The New York Times online blog Opinionator recently published an article entitled “The Busy Trap,” which underscored how so many of us perceive our lives and work as “crazy busy,” noting that this truism may, in fact, not be entirely true unless we are actually emergency room doctors or bus commuters with 3 part-time jobs.
And while, as workshifters, we may believe that the luxuries of time and flexibility allow us to immunize our schedules (and lives) against the “busy trap,” we may actually be the most susceptible. We are pros at working anywhere, anytime, able to tune out any variety of surroundings and circumstances while still maintaining fierce focus.
But, are we simply keeping up with the work that flows in, or are we really overcompensating out of guilt for the flexibility we enjoy?

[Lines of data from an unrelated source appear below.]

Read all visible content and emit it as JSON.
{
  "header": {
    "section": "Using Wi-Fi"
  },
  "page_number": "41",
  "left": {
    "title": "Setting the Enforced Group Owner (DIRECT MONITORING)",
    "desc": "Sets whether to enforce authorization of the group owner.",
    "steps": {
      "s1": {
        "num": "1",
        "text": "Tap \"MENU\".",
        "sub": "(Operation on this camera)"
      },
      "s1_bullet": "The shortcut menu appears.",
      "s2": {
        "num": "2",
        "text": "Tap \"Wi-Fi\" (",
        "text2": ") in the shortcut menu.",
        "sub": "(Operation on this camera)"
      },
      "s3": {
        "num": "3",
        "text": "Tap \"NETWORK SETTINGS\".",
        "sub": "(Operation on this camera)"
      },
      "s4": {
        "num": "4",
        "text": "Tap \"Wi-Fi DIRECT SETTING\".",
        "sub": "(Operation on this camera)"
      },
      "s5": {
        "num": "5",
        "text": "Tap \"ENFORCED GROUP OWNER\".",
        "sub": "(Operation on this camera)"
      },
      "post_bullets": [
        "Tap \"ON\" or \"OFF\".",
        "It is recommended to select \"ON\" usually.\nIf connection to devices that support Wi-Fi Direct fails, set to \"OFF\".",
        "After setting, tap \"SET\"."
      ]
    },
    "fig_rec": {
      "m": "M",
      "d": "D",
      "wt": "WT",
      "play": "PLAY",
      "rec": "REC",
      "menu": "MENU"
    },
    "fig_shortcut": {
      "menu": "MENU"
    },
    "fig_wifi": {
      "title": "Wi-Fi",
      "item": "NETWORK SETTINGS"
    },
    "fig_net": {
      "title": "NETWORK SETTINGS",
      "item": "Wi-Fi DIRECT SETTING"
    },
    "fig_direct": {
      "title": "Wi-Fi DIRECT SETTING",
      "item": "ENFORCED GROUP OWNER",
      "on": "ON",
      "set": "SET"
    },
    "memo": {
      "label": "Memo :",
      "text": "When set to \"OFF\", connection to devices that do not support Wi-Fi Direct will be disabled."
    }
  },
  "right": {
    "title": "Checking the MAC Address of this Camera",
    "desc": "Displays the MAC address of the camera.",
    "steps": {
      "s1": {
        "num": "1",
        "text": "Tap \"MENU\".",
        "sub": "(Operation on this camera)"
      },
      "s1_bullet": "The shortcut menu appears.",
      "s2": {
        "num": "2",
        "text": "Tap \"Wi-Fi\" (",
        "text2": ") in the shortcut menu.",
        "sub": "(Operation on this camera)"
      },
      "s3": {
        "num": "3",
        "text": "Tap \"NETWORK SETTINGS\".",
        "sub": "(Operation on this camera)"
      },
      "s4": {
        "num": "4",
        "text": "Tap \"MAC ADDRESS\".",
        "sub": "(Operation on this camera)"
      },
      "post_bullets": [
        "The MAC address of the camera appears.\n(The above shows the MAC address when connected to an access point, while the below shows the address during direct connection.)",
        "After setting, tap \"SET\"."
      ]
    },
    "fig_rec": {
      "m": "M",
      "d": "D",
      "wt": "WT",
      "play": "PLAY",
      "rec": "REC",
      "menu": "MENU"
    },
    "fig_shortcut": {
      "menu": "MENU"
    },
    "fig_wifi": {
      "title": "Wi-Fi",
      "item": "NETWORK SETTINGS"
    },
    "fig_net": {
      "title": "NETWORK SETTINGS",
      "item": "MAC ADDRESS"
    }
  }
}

Are we being proactive, or are we over-thinking about seeking out new opportunities even during downtime?
We are so acclimated to unstructured working hours that we micro-schedule and structure free time/vacations/personal outings in an effort to not disturb that delicate balance of workshifting and living. By maintaining a certain level of “busyness,” we reassure ourselves that we are making the most of our flexibility and not abusing it.
On a recent family vacation, I found myself looking forward to checking email and starting a few new professional projects in between family outings. Although the change in surroundings did contribute to my creativity, and I dared not waste the productivity I could achieve as a result, I was well aware that I might be overdoing it.
The danger here is that we forget how to unwind and live schedule- and structure-free! Is busy the new relaxed? For those of us who really do love our work, it can too easily disguise itself as a relaxation thief.
So, as workshifters, we must constantly remind ourselves that:
Idleness is not just a vacation, an indulgence or a vice; it is as indispensable to the brain as vitamin D is to the body… The space and quiet that idleness provides is a necessary condition for standing back from life and seeing it whole, for making unexpected connections and waiting for the wild summer lightning strikes of inspiration — it is, paradoxically, necessary to getting any work done.-Tim Kreider, excerpted from “The Busy Trap”
What do you do to disconnect from your workshifting lifestyle?
Photo credit henrie